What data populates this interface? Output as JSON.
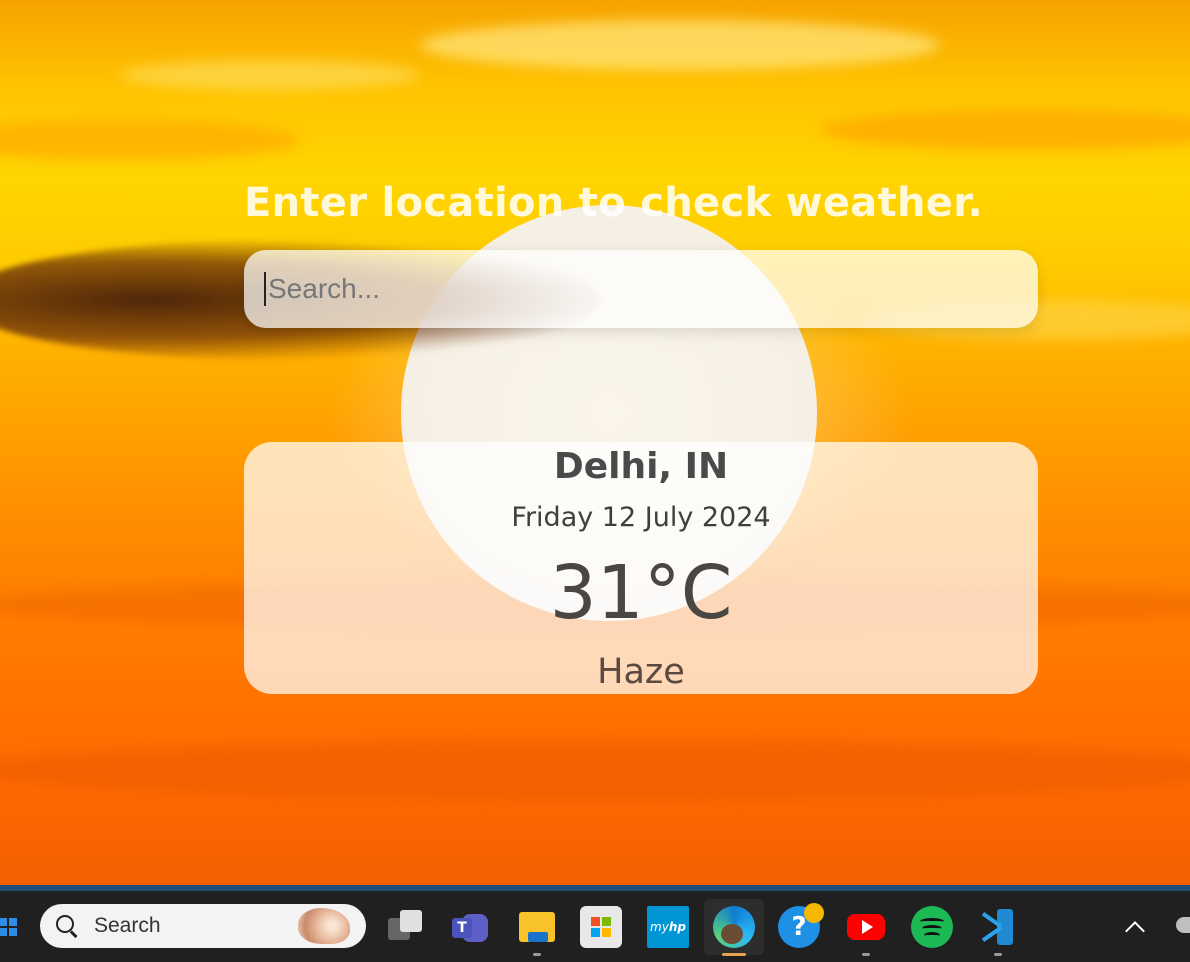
{
  "weather_app": {
    "heading": "Enter location to check weather.",
    "search": {
      "placeholder": "Search...",
      "value": ""
    },
    "result": {
      "location": "Delhi, IN",
      "date": "Friday 12 July 2024",
      "temperature": "31°C",
      "condition": "Haze"
    },
    "background": "sunset"
  },
  "taskbar": {
    "search_label": "Search",
    "apps": [
      {
        "name": "task-view",
        "icon": "task-view-icon",
        "running": false
      },
      {
        "name": "microsoft-teams",
        "icon": "teams-icon",
        "running": false
      },
      {
        "name": "file-explorer",
        "icon": "folder-icon",
        "running": true
      },
      {
        "name": "microsoft-store",
        "icon": "store-icon",
        "running": false
      },
      {
        "name": "myhp",
        "icon": "myhp-icon",
        "running": false
      },
      {
        "name": "microsoft-edge",
        "icon": "edge-icon",
        "running": true,
        "active": true
      },
      {
        "name": "get-help",
        "icon": "help-icon",
        "running": false
      },
      {
        "name": "youtube",
        "icon": "youtube-icon",
        "running": true
      },
      {
        "name": "spotify",
        "icon": "spotify-icon",
        "running": true
      },
      {
        "name": "visual-studio-code",
        "icon": "vscode-icon",
        "running": true
      }
    ],
    "colors": {
      "accent": "#1f4e79",
      "bar": "#202020",
      "active_indicator": "#e8a24d"
    }
  }
}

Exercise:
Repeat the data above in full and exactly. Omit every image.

Task result:
What data populates this interface? Output as JSON.
{
  "weather_app": {
    "heading": "Enter location to check weather.",
    "search": {
      "placeholder": "Search...",
      "value": ""
    },
    "result": {
      "location": "Delhi, IN",
      "date": "Friday 12 July 2024",
      "temperature": "31°C",
      "condition": "Haze"
    },
    "background": "sunset"
  },
  "taskbar": {
    "search_label": "Search",
    "apps": [
      {
        "name": "task-view",
        "icon": "task-view-icon",
        "running": false
      },
      {
        "name": "microsoft-teams",
        "icon": "teams-icon",
        "running": false
      },
      {
        "name": "file-explorer",
        "icon": "folder-icon",
        "running": true
      },
      {
        "name": "microsoft-store",
        "icon": "store-icon",
        "running": false
      },
      {
        "name": "myhp",
        "icon": "myhp-icon",
        "running": false
      },
      {
        "name": "microsoft-edge",
        "icon": "edge-icon",
        "running": true,
        "active": true
      },
      {
        "name": "get-help",
        "icon": "help-icon",
        "running": false
      },
      {
        "name": "youtube",
        "icon": "youtube-icon",
        "running": true
      },
      {
        "name": "spotify",
        "icon": "spotify-icon",
        "running": true
      },
      {
        "name": "visual-studio-code",
        "icon": "vscode-icon",
        "running": true
      }
    ],
    "colors": {
      "accent": "#1f4e79",
      "bar": "#202020",
      "active_indicator": "#e8a24d"
    }
  }
}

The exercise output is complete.